13 – Freud, S., “Civilization and its Discontents “, Ibid.
14 – Lacan, J., “Ecrits”, (Writtten), Paris, Seuil, 1966, 579.
15 – Grimal, P., “Dictionnaire de la Mythologie Grècque et Romaine”, (Greek and Roman mythology dictionary) Paris, PUF, 11ème édition, 1991, p. 248.
16 – Maybe Freud has not followed this vein of research due to the way he dealt with homosexuality throughout with work. Such aspect is particularly clear in the Freud/Jung correspondence.
17 – Freud, S., , “The psychogenesis fo a case of homosexuality in a woman”, Op. Cit., 171.
18 – In a long footnote, added in 1915 to the Three essays, Freud presented the most comprehensive synthesis of his scientific thought – but also a humanistic one – about homosexuality.
19 – Freud, S. – ” Group psychology and Ego analysis ” , S.E., v. XVIII.
20 – McDougall, J., “The many faces of Eros”, Norton, 1995, 189.
21- The word “illusion” is employed here in the same sense used by Freud.Cf. Freud, S., “The future of an Illusion”, S.E., v. XXI. In this very text, Freud refers to the use of drug as a support to human helplessness.
22 – Lacan, J., “Séminaire IV, La relation d’objet,” Paris, Seuil, 1994, 220.
23 – Vanggaard, T., “Phallós: A symbol and Its History in the Male World”, New York, International University Press, 1972.
24 – Freud, S., “Introductory lectures to psychoanalysis “, S.E., Conf.
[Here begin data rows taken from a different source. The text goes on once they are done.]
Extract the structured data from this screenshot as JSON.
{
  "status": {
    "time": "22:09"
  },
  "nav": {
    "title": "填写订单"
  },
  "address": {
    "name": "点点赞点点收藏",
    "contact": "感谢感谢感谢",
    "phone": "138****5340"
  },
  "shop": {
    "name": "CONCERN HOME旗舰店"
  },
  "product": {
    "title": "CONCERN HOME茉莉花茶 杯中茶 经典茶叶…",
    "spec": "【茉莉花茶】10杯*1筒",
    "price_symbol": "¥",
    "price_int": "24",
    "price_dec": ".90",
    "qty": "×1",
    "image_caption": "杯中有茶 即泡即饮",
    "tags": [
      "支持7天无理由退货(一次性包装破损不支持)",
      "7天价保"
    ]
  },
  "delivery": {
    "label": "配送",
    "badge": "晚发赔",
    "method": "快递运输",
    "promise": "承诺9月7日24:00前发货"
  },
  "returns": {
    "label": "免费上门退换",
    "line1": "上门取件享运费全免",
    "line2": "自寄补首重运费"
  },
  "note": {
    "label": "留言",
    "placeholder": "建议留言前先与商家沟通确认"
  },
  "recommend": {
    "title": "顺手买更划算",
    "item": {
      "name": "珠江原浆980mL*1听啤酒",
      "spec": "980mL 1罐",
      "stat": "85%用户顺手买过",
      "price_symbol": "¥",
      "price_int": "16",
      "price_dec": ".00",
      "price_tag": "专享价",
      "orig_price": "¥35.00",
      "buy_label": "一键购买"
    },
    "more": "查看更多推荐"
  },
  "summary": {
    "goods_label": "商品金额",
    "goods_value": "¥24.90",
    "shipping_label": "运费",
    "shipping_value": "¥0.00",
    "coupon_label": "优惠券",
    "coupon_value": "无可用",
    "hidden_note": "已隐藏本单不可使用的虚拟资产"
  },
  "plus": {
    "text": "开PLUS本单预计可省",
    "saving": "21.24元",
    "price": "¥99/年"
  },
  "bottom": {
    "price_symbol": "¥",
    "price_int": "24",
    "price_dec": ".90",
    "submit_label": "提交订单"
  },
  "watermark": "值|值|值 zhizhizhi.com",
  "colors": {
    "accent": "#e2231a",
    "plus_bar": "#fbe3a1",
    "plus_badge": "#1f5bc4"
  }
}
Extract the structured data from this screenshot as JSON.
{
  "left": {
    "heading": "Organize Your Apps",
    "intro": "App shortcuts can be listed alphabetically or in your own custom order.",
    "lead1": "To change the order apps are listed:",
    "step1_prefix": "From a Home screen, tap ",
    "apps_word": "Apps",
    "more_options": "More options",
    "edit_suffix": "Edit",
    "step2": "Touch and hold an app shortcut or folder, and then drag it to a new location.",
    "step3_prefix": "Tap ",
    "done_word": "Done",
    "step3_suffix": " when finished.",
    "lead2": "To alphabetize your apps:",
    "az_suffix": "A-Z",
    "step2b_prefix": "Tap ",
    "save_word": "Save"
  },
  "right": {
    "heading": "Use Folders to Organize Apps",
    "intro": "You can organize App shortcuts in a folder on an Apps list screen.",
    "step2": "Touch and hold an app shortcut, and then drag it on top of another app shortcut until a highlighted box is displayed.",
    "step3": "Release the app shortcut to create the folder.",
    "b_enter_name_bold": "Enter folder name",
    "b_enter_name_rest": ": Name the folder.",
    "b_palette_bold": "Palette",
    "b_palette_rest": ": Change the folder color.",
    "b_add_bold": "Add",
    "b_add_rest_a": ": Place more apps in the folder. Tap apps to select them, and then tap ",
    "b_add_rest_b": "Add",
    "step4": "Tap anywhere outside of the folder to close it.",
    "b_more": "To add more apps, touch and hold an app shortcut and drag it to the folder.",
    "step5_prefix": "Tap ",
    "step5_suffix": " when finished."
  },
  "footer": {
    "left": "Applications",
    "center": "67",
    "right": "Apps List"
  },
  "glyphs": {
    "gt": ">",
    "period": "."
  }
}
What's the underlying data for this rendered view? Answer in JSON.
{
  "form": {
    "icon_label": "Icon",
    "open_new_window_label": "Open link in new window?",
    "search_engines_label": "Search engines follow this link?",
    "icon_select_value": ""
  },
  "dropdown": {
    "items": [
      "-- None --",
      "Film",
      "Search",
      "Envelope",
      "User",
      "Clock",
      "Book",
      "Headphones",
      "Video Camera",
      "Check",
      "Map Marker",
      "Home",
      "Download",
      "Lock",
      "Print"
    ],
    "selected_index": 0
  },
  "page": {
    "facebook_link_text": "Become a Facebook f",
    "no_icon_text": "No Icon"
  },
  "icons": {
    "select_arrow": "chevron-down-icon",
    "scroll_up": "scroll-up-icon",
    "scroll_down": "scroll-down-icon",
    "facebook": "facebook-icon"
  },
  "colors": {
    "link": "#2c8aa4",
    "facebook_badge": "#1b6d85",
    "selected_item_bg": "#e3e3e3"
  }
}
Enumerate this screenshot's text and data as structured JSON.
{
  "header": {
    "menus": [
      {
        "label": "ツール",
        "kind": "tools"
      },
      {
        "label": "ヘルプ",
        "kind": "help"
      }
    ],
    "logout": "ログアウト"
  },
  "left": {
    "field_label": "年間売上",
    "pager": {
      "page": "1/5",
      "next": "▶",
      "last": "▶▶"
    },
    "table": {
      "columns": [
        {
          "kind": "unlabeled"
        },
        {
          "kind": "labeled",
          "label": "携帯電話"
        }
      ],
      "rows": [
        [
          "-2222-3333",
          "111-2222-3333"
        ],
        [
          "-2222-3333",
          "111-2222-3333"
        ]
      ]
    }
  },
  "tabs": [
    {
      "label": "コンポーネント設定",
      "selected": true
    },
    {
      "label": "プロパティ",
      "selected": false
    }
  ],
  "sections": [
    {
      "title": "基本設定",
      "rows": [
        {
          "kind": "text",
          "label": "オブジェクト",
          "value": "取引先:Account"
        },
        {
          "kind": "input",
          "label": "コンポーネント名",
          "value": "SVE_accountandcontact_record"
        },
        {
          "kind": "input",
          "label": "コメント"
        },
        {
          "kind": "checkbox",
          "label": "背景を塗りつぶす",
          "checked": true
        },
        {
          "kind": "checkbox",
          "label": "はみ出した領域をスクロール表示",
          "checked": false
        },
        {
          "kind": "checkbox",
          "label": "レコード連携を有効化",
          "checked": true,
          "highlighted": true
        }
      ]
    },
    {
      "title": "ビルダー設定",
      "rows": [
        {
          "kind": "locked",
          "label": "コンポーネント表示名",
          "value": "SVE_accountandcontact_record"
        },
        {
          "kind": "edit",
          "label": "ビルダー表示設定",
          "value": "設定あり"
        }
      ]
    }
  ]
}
XXI, v. XVI.
25 – Freud, S., “Dostoevski and parricide”, S.E., v. XXI, p. 183.
26 – Freud, S., “Transference Neuroses: a synthesis ” , Rio de Janeiro, Imago, 1985, p.
Paulo Roberto Ceccarelli*
*Ph. D in Psychopathology and Psychoanalysis by Paris VII University – Paris – France; Psychologist, psychoanalyst, Full member of the “Círculo Psicanalítico de Minas Gerais” (affiliated to the International Federation of Psychoanalysis Societies), Full member of the “Société de Psychanalyse Freudienne”, Paris, France; Member of the Latin American Association of Fundamental Psychopathology; Appointed professor of the Psychology Dep. of the Pontifice Catholic University of Minas Gerais – Belo Horizonte, BRAZIL.